John Schuhmann: The Pacers are going to be a fascinating team to watch. Jeff Teague is one of two unrestricted free agents, C.J. Miles has a player option that he’ll certainly decline, and five guys are on non or partially-guaranteed contracts. Most importantly, they may have no choice but to trade Paul George if he doesn’t qualify for the designated veteran exception and indicates that he won’t be staying long-term. In the West, it has to be the Clippers. Three of their four best players are among their six free agents (assuming Chris Paul and Blake Griffin exercise the early termination options in their contracts) and two other key rotation guys — Luc Mbah a Moute and Marreese Speights — have player options they’ll surely decline. Assuming they don’t get past the Jazz in the first round or the Warriors in the conference semifinals, it will be time for the Clips to shake things up.
Sekou Smith: This is tough, mostly because we never know which teams will decide to hit the reset button between the end of the regular season and the start of free agency. But in the spirit of the question and the way it was intended, I’m going with the LA Clippers in the Western Conference due to all of the free agent uncertainty they’ll have to deal with this summer. Blake Griffin, Chris Paul, J.J. Redick … they’re all on that list. In the Eastern Conference, the New York Knicks appear to be a prime candidate for extreme franchise makeover. Someone needs to free Carmelo Anthony from that prison and it’s time for Derrick Rose (injury and all) to move on as well. Toss in the uncertainty surrounding Phil Jackson and I think the basketball world agrees that it’s time for a reset in the big city.
Ian Thomsen: Stan Van Gundy is not going to sit on his hands this summer in Detroit. The Pistons are going to make major trades because he put together the roster, it’s his job to make it right, and he isn’t the surrendering type. In the West, pay attention to the lottery: If the Lakers win it, they’ll pick Markelle Fultz and launch a new era around their franchise point guard — which starts with trading D’Angelo Russell.
Lang Whitaker: I think Memphis will look pretty different next season. Zach Randolph, Tony Allen and Vince Carter can all hit free agency this summer, and the Grizz are reaching a point where they might be ready to shake up their core and try something different.
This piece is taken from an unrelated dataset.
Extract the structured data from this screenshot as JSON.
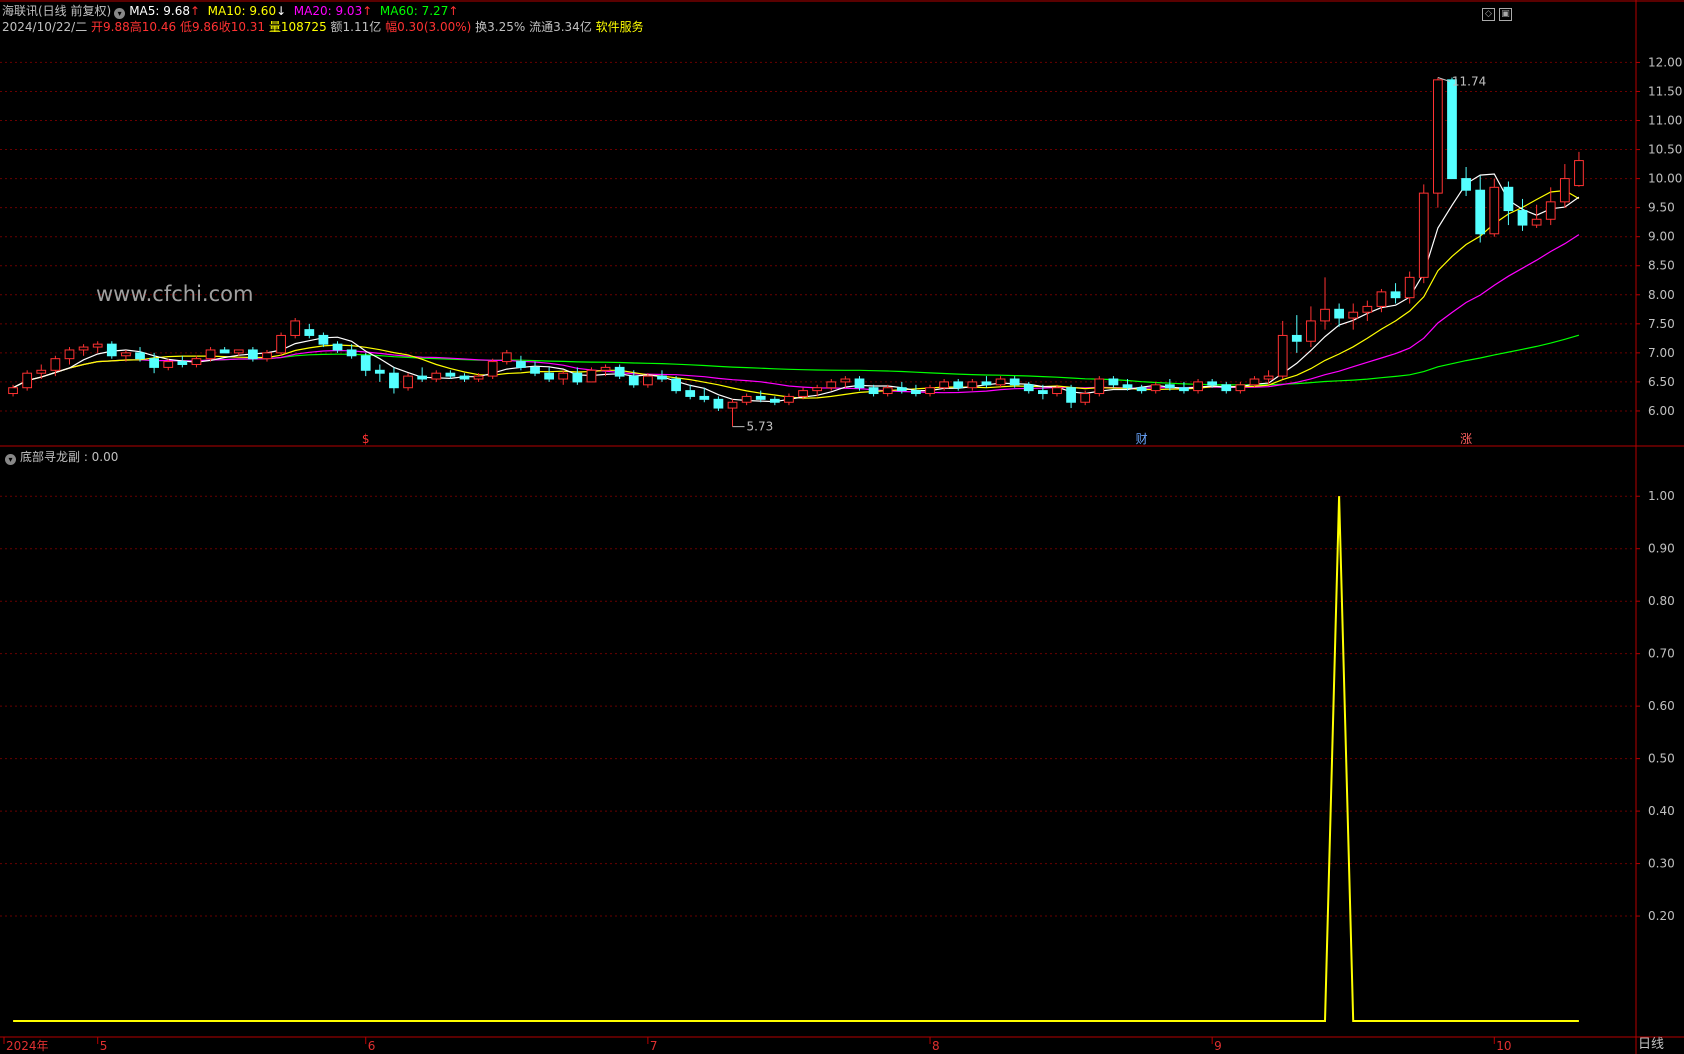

Atlanta comes to mind in the East. Paul Millsap can hit the open market and command a lot of money, and the Hawks are going to have to decide how they want to build this team going forward.